Extreme athlete uses wheelchair to defy gravity
As CNN began setting up our on-camera interview with Aaron “Wheelz” Fotheringham, our cameraman asked, “Do your wheels lock? Just for the interview.”
The response, “brakes are for people that want to go slow,” sums up the man known as “Wheelz”: quick and always moving forward.
Aaron was born with spina bifida, a spinal defect that left him without much control of his legs. But he never let it slow him down.
“I was crawling all over the house as a little kid. I bombed down the stairs head-first just like any other kid. I just kind of skipped that whole ‘learning to walk’ stage.”
As a child, “Wheelz” started out on crutches and kept up with the other kids, even in PE class.
“When it was time to run the mile in class, I would do it on my crutches.”
But as his friends began picking up skateboards and riding bikes, Fotheringham had trouble keeping up. A wheelchair helped him pick up the pace. But he credits his unique family with making him an athlete by literally pushing him over the edge.
Taking the drop
Aaron is one of six kids in the Fotheringham family — all of them adopted.
“My biological parents were a little worried about dealing with the kid with spina bifida,” he said. “My adoptive parents are truly champions for taking on all that responsibility.”
Although he spent a lot of his childhood in hospitals recovering from 23 surgeries, his life at home was full of action.
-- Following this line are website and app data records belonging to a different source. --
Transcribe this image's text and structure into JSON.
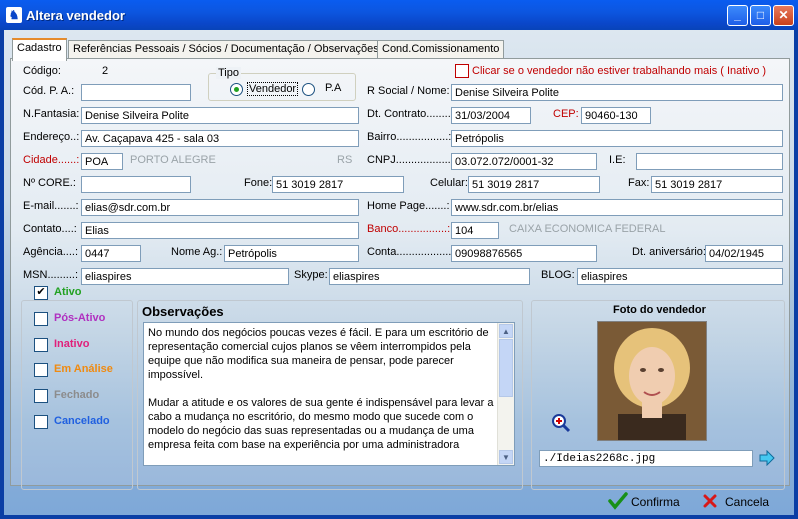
{
  "window": {
    "title": "Altera vendedor"
  },
  "tabs": [
    "Cadastro",
    "Referências Pessoais / Sócios / Documentação / Observações",
    "Cond.Comissionamento"
  ],
  "form": {
    "codigo_label": "Código:",
    "codigo_value": "2",
    "tipo_label": "Tipo",
    "tipo_vendedor": "Vendedor",
    "tipo_pa": "P.A",
    "inativo_check_label": "Clicar se o vendedor não estiver trabalhando mais ( Inativo )",
    "cod_pa_label": "Cód. P. A.:",
    "cod_pa_value": "",
    "rsocial_label": "R Social / Nome:",
    "rsocial_value": "Denise Silveira Polite",
    "nfantasia_label": "N.Fantasia:",
    "nfantasia_value": "Denise Silveira Polite",
    "dt_contrato_label": "Dt. Contrato........:",
    "dt_contrato_value": "31/03/2004",
    "cep_label": "CEP:",
    "cep_value": "90460-130",
    "endereco_label": "Endereço..:",
    "endereco_value": "Av. Caçapava 425 - sala 03",
    "bairro_label": "Bairro.................:",
    "bairro_value": "Petrópolis",
    "cidade_label": "Cidade......:",
    "cidade_code": "POA",
    "cidade_name": "PORTO ALEGRE",
    "cidade_uf": "RS",
    "cnpj_label": "CNPJ..................:",
    "cnpj_value": "03.072.072/0001-32",
    "ie_label": "I.E:",
    "ie_value": "",
    "core_label": "Nº CORE.:",
    "core_value": "",
    "fone_label": "Fone:",
    "fone_value": "51 3019 2817",
    "celular_label": "Celular:",
    "celular_value": "51 3019 2817",
    "fax_label": "Fax:",
    "fax_value": "51 3019 2817",
    "email_label": "E-mail.......:",
    "email_value": "elias@sdr.com.br",
    "homepage_label": "Home Page.......:",
    "homepage_value": "www.sdr.com.br/elias",
    "contato_label": "Contato....:",
    "contato_value": "Elias",
    "banco_label": "Banco................:",
    "banco_value": "104",
    "banco_name": "CAIXA ECONOMICA FEDERAL",
    "agencia_label": "Agência....:",
    "agencia_value": "0447",
    "nome_ag_label": "Nome Ag.:",
    "nome_ag_value": "Petrópolis",
    "conta_label": "Conta..................:",
    "conta_value": "09098876565",
    "dt_aniversario_label": "Dt. aniversário:",
    "dt_aniversario_value": "04/02/1945",
    "msn_label": "MSN.........:",
    "msn_value": "eliaspires",
    "skype_label": "Skype:",
    "skype_value": "eliaspires",
    "blog_label": "BLOG:",
    "blog_value": "eliaspires"
  },
  "status": [
    {
      "label": "Ativo",
      "checked": true,
      "color": "#21a121"
    },
    {
      "label": "Pós-Ativo",
      "checked": false,
      "color": "#b030c0"
    },
    {
      "label": "Inativo",
      "checked": false,
      "color": "#e0207a"
    },
    {
      "label": "Em Análise",
      "checked": false,
      "color": "#f08a10"
    },
    {
      "label": "Fechado",
      "checked": false,
      "color": "#8c8c8c"
    },
    {
      "label": "Cancelado",
      "checked": false,
      "color": "#2060e0"
    }
  ],
  "observacoes": {
    "title": "Observações",
    "p1": "No mundo dos negócios poucas vezes é fácil. E para um escritório de representação comercial cujos planos se vêem interrompidos pela equipe que não modifica sua maneira de pensar, pode parecer impossível.",
    "p2": "Mudar a atitude e os valores de sua gente é indispensável para levar a cabo a mudança no escritório, do mesmo modo que sucede com o modelo do negócio das suas representadas ou a mudança de uma empresa feita com base na experiência por uma administradora"
  },
  "foto": {
    "title": "Foto do vendedor",
    "path": "./Ideias2268c.jpg"
  },
  "actions": {
    "confirma": "Confirma",
    "cancela": "Cancela"
  },
  "colors": {
    "title_bar": "#0a46c8",
    "required_label": "#c00000",
    "selected_tab_accent": "#e68b2c"
  }
}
“Growing up in my house, my older brother, Brian, and I, we just loved watching X Games and were big fans of all the action sports,” Fotheringham recalled. “(Brian) was a skater and rode bikes, and I always looked up to him. Eventually, he took me to a skate park and kind of peer pressured me in.”
“Dropping in” at a skate park for the first time can be daunting at any age. Fotheringham was doing it for the first time at 8 years old — in a wheelchair.
“It was it was definitely a fear that I’ve never experienced. I remember the first time I ever dropped in. I was just pretty terrified,” he said. “I remember falling on my wrists and kind of hurting those.”
‘Wheelz’ of steel
After the rough start, however, Fotheringham began nailing his drops and picking up speed. That first day at the skate park sparked what would become an “obsession.”
“When I saw that my wheelchair was kind of my mode of transportation throughout the park, it kind of ignited something in me and just made me realize, like, ‘Hey, I could do this, too.’ “
Having grown up idolizing skaters and bikers, Fotheringham began putting his own dreams into motion.
“I hadn’t seen anyone on a chair at that time,” he said. “I would just try to mimic what I saw the bikes and skateboards do.”
Very quickly, the ramps got bigger, the rides got faster, and the tricks got harder.
In 2005, Fotheringham began riding in BMX and skateboarding competitions, which helped turn his hobby into a serious athletic pursuit.
“They weren’t giving me pity points,” he said. “They knew if I was having a good riding day, and so they would judge me accordingly.”
By 2010, he landed in the Guinness Book of World Records for completing the world’s first backflip in a wheelchair.
Fotheringham is now a three-time WCMX champion, which is a mix of skateboarding and BMX riding for wheelchair users. He also travels around the world doing trick shows as a performer in the action sports collective Nitro Circus.
“My wheelchair has taken me all around the world to do competition,” he said. “With a wheelchair, yeah, there’s hard times, and there’s struggles, but it can open so many doors that weren’t there before. I’ve always said that my wheelchair has taken me further than my shoes ever could.”